’Tis the season for New Year’s resolutions, and as students look to start a new term we have put together a few suggestions to really make it count. Whether you’re at school or university, healthy habits and good planning can help you enjoy and benefit from every moment.
Enjoy the process
Grades are important, but university is about absorbing the information, not just passing exams. With that in mind, resolve to enjoy the process – the reading, the debates, listening to your peers, the discussions and exploring beyond the curriculum.
Plan for work and play
Whereas school might have focused heavily on grades, university is about a balance between work and life. Lots of learning is done in the classroom but even more is done outside of it, but academically and in terms of how you manage everything from your social life to your rent and your reading list. They’re life skills to take from uni and into the world beyond… you might want to invest in a diary.
Practice healthy habits
Our physical health has a direct impact on our mental health as well as our ability to concentrate and perform well academically. Eating well isn’t always easy on a student budget but you can look to make healthier choices. Drink a little less alcohol, batch cook easy healthy options like soups and stews, and walk wherever you can instead of hopping on public transport. Little changes can make a big difference.
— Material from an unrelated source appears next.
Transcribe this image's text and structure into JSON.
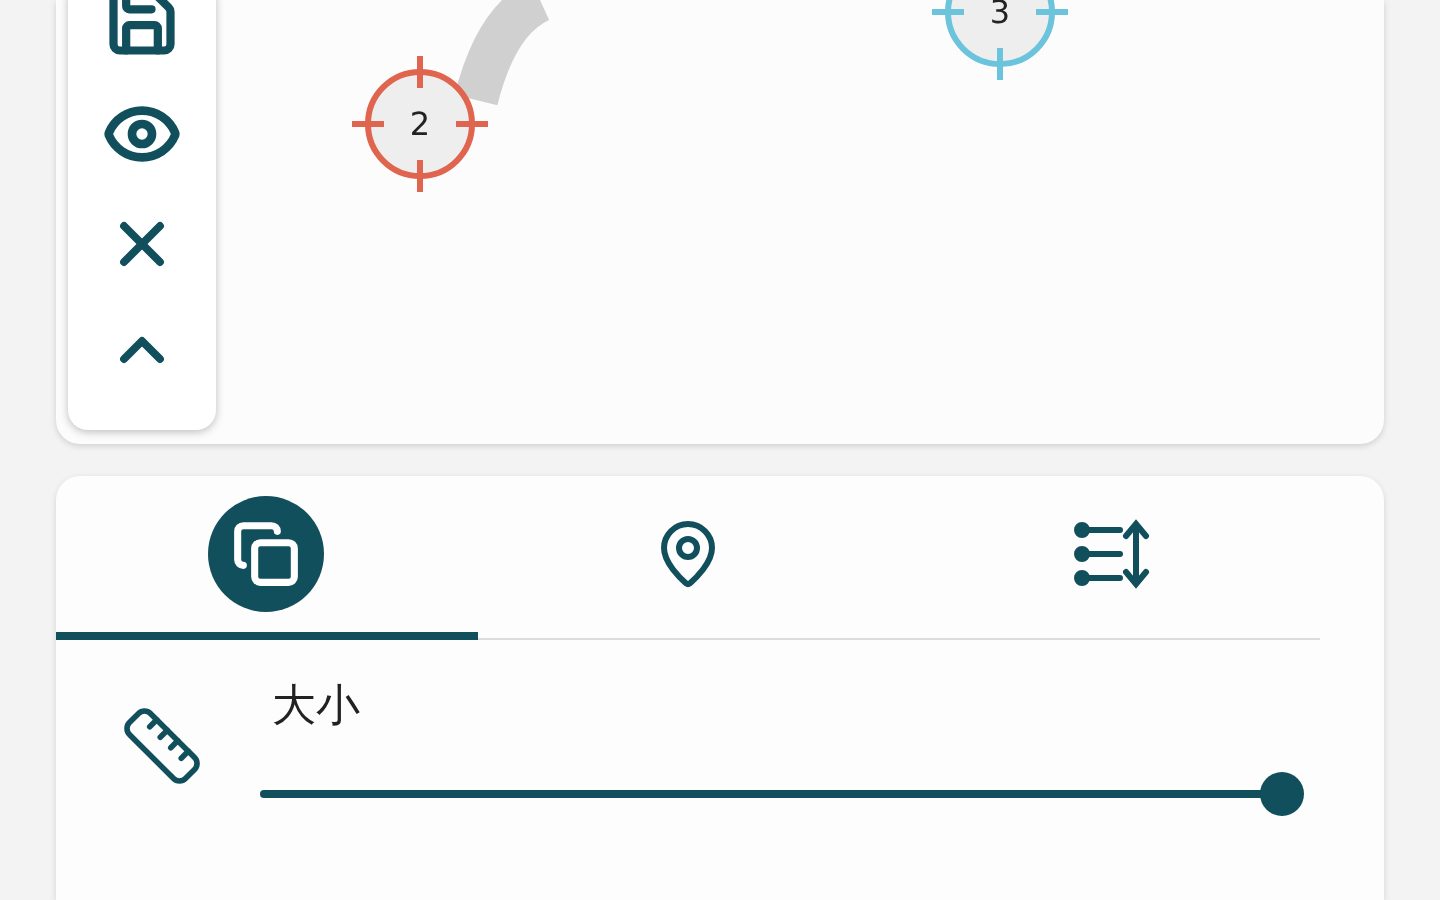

Learn from your friends
All that time you’re spending with those amazing, interesting people at university – put it to extra good use by engaging in a debate around topics you’re studying and adjacent topics. You never know what you will learn or what other perspectives you will be able to tap into.
Does anyone ever get enough sleep? Students are known for playing hard as well as working hard, but make sure you get some rest as well. Sleep is essential for cognitive function, and especially for learning. Dr. Matthew Walker, a sleep scientist at the University of California has said:
“We’ve learned that sleep before learning helps prepare your brain for initial formation of memories … and then, sleep after learning is essential to help save and cement that new information into the architecture of the brain, meaning that you’re less likely to forget it.”
Don’t put things off
In the words of Benjamin Franklin, “Don’t put off until tomorrow what you can do today.” Procrastination is an art form that most of us master as students, but it doesn’t get us anywhere. While it’s easy to say and harder to do, try to adopt an approach to studying and coursework that helps you stay on top of things instead of pulling a series of all-nighters at the last minute. It will lead to better learning, better grades and it will be far, far better for your mental health.